Exercise requirements
In the entries that follow, find each line with the word "time" and copy it.

Dataset entries

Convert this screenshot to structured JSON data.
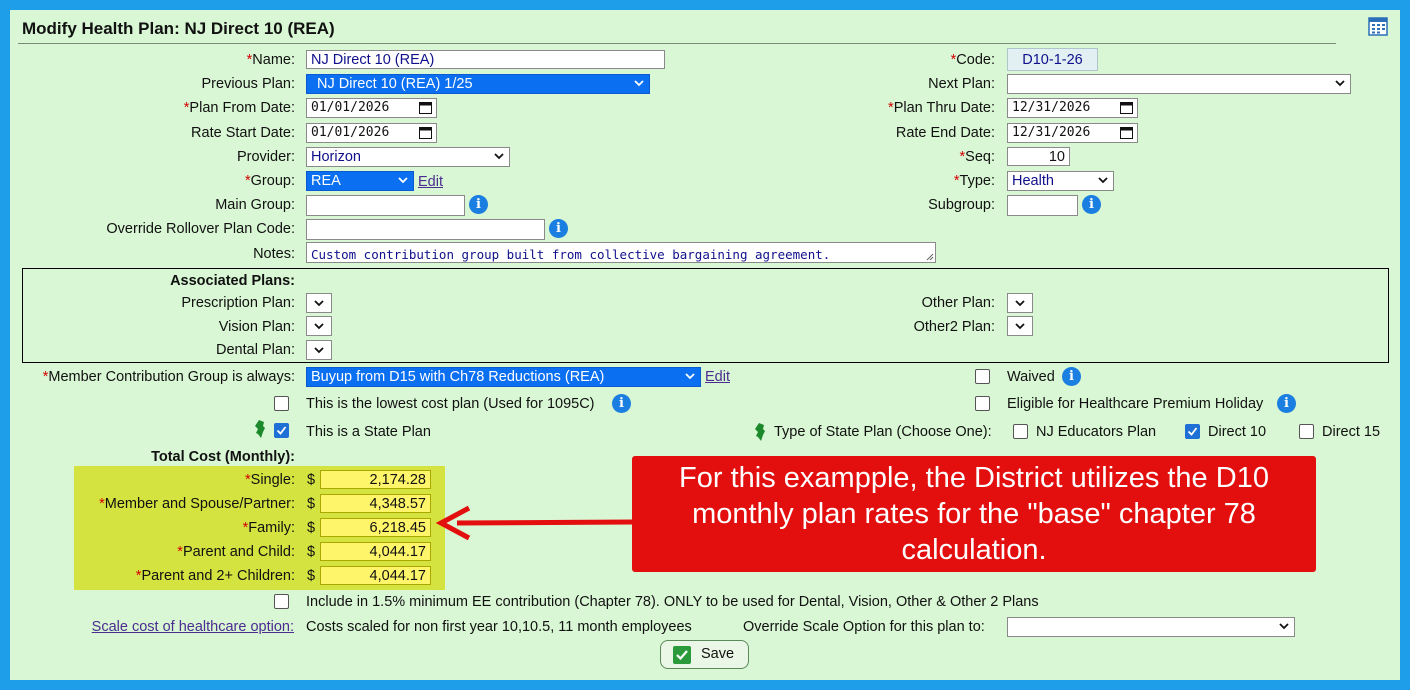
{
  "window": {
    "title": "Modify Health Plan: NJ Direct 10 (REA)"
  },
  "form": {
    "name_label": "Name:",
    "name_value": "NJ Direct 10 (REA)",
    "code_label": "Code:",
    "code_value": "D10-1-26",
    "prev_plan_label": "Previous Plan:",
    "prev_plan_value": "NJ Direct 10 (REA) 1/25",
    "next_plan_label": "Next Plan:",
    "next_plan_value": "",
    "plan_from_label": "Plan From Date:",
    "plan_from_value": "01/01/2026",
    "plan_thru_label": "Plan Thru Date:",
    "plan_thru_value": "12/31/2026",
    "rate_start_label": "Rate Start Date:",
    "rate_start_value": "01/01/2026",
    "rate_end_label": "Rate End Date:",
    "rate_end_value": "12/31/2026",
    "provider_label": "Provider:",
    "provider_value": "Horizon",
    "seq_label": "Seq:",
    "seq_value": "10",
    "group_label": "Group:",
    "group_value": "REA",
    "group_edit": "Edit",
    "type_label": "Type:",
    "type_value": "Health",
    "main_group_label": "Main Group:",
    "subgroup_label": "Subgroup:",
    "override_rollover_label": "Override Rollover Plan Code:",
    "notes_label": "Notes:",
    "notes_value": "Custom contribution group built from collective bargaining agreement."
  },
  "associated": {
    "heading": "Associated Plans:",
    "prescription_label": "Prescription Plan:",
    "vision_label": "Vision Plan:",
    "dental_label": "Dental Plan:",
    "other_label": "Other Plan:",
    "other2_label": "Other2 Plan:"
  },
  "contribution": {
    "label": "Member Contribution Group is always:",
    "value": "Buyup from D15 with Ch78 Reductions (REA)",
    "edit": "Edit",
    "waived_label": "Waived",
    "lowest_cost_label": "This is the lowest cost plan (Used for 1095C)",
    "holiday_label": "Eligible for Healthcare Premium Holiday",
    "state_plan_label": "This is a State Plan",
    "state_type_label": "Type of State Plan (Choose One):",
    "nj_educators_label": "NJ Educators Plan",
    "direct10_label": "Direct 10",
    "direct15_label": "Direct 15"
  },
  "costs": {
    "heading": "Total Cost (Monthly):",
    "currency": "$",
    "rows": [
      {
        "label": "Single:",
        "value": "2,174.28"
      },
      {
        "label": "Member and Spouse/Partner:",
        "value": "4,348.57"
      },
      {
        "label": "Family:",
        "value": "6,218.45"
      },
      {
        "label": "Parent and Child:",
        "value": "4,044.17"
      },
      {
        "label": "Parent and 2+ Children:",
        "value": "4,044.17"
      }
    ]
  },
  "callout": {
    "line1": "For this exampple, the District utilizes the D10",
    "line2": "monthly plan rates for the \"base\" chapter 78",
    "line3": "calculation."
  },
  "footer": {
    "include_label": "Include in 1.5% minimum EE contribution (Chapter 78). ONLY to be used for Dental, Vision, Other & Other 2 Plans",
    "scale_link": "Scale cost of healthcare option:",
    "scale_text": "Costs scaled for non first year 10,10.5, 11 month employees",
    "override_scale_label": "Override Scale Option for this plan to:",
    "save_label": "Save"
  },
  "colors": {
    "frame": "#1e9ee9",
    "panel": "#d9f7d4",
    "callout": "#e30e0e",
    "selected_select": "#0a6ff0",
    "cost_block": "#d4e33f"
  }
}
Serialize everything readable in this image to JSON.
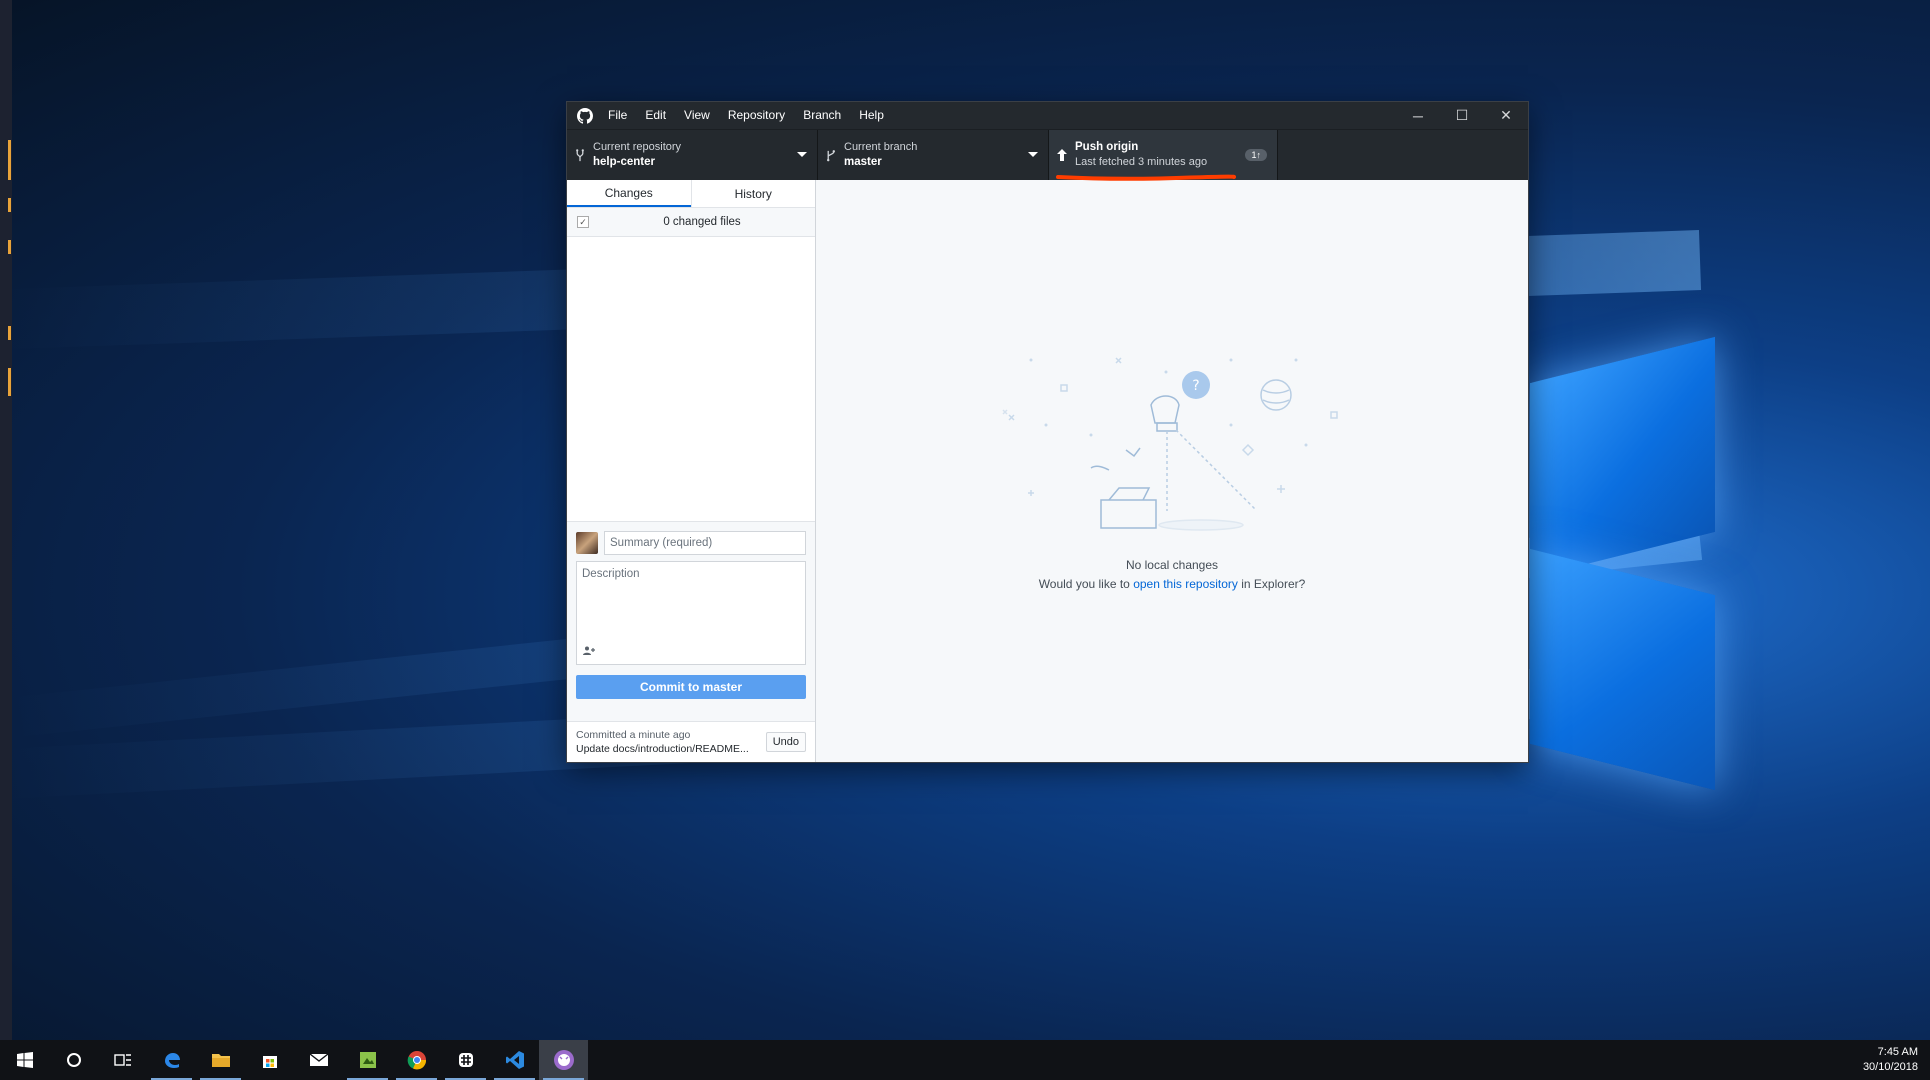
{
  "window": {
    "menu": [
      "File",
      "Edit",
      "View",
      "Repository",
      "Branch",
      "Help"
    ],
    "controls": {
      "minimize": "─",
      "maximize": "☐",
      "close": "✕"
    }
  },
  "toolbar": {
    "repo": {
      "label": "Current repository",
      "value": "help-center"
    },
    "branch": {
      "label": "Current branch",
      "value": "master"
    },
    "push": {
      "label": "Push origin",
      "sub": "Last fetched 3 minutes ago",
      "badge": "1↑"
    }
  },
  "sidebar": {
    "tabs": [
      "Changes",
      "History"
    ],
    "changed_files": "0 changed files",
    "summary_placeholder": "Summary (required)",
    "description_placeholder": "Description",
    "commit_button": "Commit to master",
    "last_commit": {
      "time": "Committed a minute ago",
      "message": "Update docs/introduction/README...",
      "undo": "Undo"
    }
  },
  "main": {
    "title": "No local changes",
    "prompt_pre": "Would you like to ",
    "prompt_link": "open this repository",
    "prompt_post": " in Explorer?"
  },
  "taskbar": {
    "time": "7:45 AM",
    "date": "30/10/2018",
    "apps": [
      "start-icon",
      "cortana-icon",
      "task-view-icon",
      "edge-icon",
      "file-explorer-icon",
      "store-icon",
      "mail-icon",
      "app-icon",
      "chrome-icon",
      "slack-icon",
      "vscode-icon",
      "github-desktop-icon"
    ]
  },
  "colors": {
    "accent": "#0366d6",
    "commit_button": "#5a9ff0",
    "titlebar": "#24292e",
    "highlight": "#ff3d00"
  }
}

Your solution
      "time": "Committed a minute ago",
    "time": "7:45 AM",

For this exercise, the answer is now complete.